### Supplied records ###

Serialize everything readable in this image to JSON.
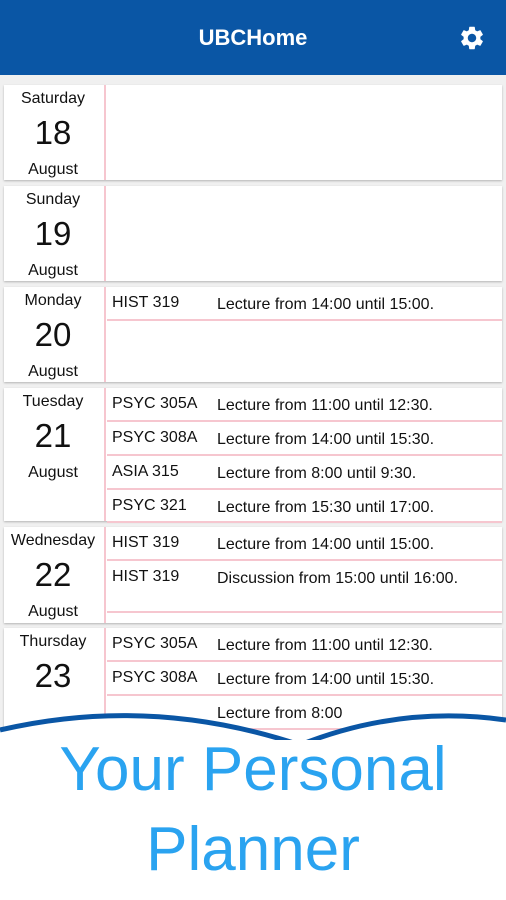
{
  "app": {
    "title": "UBCHome",
    "settings_icon": "gear-icon"
  },
  "days": [
    {
      "dow": "Saturday",
      "day": "18",
      "month": "August",
      "events": []
    },
    {
      "dow": "Sunday",
      "day": "19",
      "month": "August",
      "events": []
    },
    {
      "dow": "Monday",
      "day": "20",
      "month": "August",
      "events": [
        {
          "code": "HIST 319",
          "desc": "Lecture from 14:00 until 15:00."
        }
      ]
    },
    {
      "dow": "Tuesday",
      "day": "21",
      "month": "August",
      "events": [
        {
          "code": "PSYC 305A",
          "desc": "Lecture from 11:00 until 12:30."
        },
        {
          "code": "PSYC 308A",
          "desc": "Lecture from 14:00 until 15:30."
        },
        {
          "code": "ASIA 315",
          "desc": "Lecture from 8:00 until 9:30."
        },
        {
          "code": "PSYC 321",
          "desc": "Lecture from 15:30 until 17:00."
        }
      ]
    },
    {
      "dow": "Wednesday",
      "day": "22",
      "month": "August",
      "events": [
        {
          "code": "HIST 319",
          "desc": "Lecture from 14:00 until 15:00."
        },
        {
          "code": "HIST 319",
          "desc": "Discussion from 15:00 until 16:00."
        }
      ]
    },
    {
      "dow": "Thursday",
      "day": "23",
      "month": "",
      "events": [
        {
          "code": "PSYC 305A",
          "desc": "Lecture from 11:00 until 12:30."
        },
        {
          "code": "PSYC 308A",
          "desc": "Lecture from 14:00 until 15:30."
        },
        {
          "code": "",
          "desc": "Lecture from 8:00"
        }
      ]
    }
  ],
  "promo": {
    "line1": "Your Personal",
    "line2": "Planner"
  },
  "colors": {
    "appbar": "#0a56a5",
    "accent_line": "#f6c6cf",
    "promo_text": "#2aa3f0"
  }
}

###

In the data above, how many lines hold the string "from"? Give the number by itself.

### Solution
10